  • currently active broadcast listeners and history of past broadcasts received
  • currently active content providers
  • battery info and status, including charging/wake lock history
  • and more

Let me put it another way. By using only the INTERNET permission, any app can also gain at least the following:

ACCESS_COARSE_LOCATION Allows an application to access coarse (e.g., Cell-ID, WiFi) location
ACCESS_FINE_LOCATION Allows an application to access fine (e.g., GPS) location
ACCESS_LOCATION_EXTRA_COMMANDS Allows an application to access extra location provider commands
ACCESS_WIFI_STATE Allows applications to access information about Wi-Fi networks
BATTERY_STATS Allows an application to collect battery statistics
DUMP Allows an application to retrieve state dump information from system services.
GET_ACCOUNTS Allows access to the list of accounts in the Accounts Service
GET_PACKAGE_SIZE Allows an application to find out the space used by any package.
GET_TASKS Allows an application to get information about the currently or recently running tasks: a thumbnail representation of the tasks, what activities are running in it, etc.
READ_LOGS Allows an application to read the low-level system log files.
READ_SYNC_SETTINGS Allows applications to read the sync settings
READ_SYNC_STATS Allows applications to read the sync stats

 

 

Update (4th Oct 2011): HTC Confirms Flaw, Promises Patch

 

Smartbook Can Hot-Switch Between Android, ChromeOS, Ubuntu

October 2, 2011 2 comments

“Several OS on the same machine at the same time? Yes, that’s possible and without any performance loss. You can indeed choose and switch between several OSes installed on the device at runtime.

By just pressing the magic AI button, you get a simple menu, letting you literally switch between several OS running at the same time on the same machine on a single processor.

Instant-play, you can take the most of each OS, which means in our case: our AIOS, Android, Ubuntu, and ChromiumOS. Best of all, you can share your documents between those side-by-side instances.”

Best Apps of the Month for iPhone, Android, iPad and WP7

October 1, 2011 Leave a comment

Click on the OS of your choice or visit the page by clicking the button below.

Is Kindle Fire The Best Android Tablet?

September 30, 2011 Leave a comment

“The Kindle Fire could be the first truly successful Android tablet. It touts a very reasonable $200 price tag, a well-curated app store, easy access to Amazon’s cloud-based services, brand trust and recognition.
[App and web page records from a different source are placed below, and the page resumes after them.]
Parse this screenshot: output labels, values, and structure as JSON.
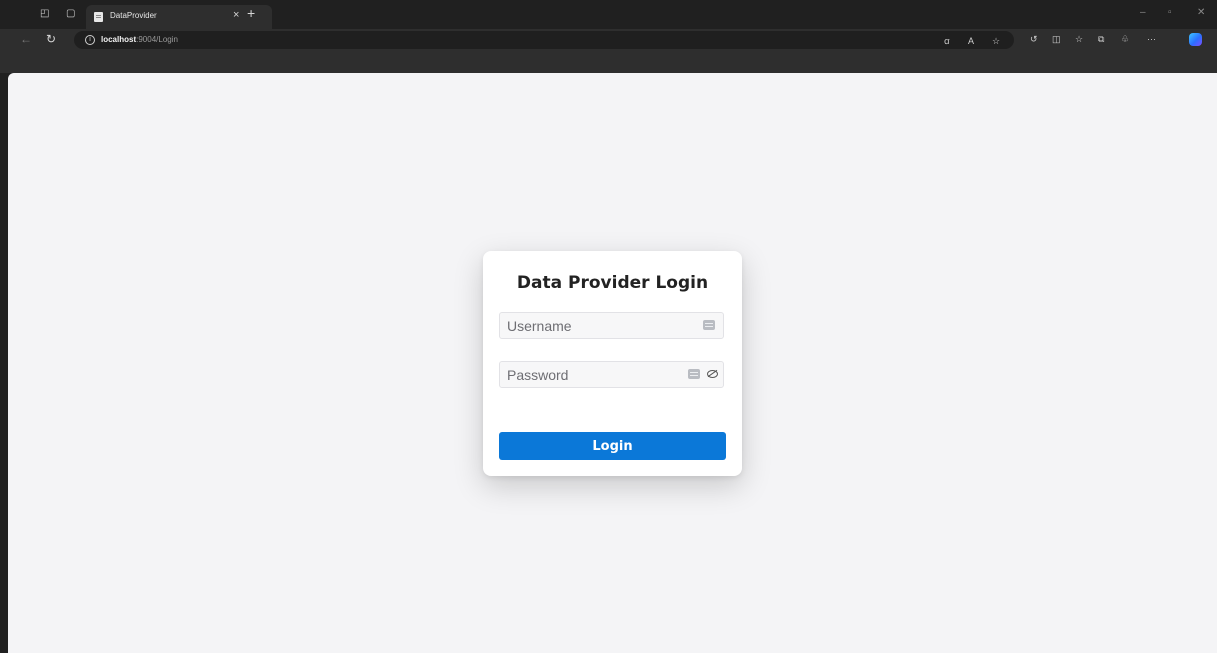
{
  "browser": {
    "tab": {
      "title": "DataProvider",
      "close_glyph": "×"
    },
    "new_tab_glyph": "+",
    "url_host": "localhost",
    "url_path": ":9004/Login",
    "toolbar_icons": [
      "read-aloud-icon",
      "aa-text-icon",
      "favorite-star-icon",
      "refresh-extension-icon",
      "split-screen-icon",
      "favorites-icon",
      "collections-icon",
      "extensions-icon",
      "more-icon",
      "copilot-icon"
    ],
    "window_controls": {
      "minimize": "–",
      "restore": "▫",
      "close": "✕"
    }
  },
  "login": {
    "title": "Data Provider Login",
    "username_placeholder": "Username",
    "password_placeholder": "Password",
    "submit_label": "Login"
  },
  "colors": {
    "primary_button": "#0b78d8",
    "page_background": "#f4f4f6",
    "browser_chrome": "#202020"
  }
}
It’s Amazon’s most ambitious foray into hardware since the original Kindle’s debut.

And the Fire has the potential to engulf all its Android tablet brethren.

To date, Android tablet sales have mostly been lackluster. The Motorola Xoom only shipped 440,000 units in its first three months. Samsung’s 7-inch Galaxy Tab fared better, hitting the one million mark before it had been on the market for two months. But there are countless other Android tablets, and none of them are making a big splash in the iPad-dominated space. Many have taken to slashing their prices just to make a tiny grab at the tablet market.

But the Kindle Fire has the ability to change all that.

The failing point of many existing 7-inch tablets as that they thought of the iPad as their competition. But a 7-inch “tweener,” as Steve Jobs dubbed it, is an inherently different device, and Amazon, with the Kindle Fire, has embraced that difference.

The Kindle Fire is a device created for content consumption, not creation — for reading, listening to music and watching video. As such, at least to start, it’ll rely heavily on Amazon’s own apps and services.

Whether Amazon’s 7-inch tablet fires up Android development will depend on the success of the device.”

Samsung Epic 4G Touch Already Rooted!

September 21, 2011 Leave a comment

“Since you can’t upgrade the GPU or add more RAM to your smartphone, there’s really only one way to improve upon an already impressive handset like the Epic 4G Touch — root it.

It hasn’t been on the market for very long, but the crafty hackers over at XDA forums have already figured out how to open up the phone to your every whim.

The crack is “experimental” at this point, so proceed with caution.

You’ll also need to have both Kies and Odin 3 up and running, which makes this a Windows-only treatment at the moment.”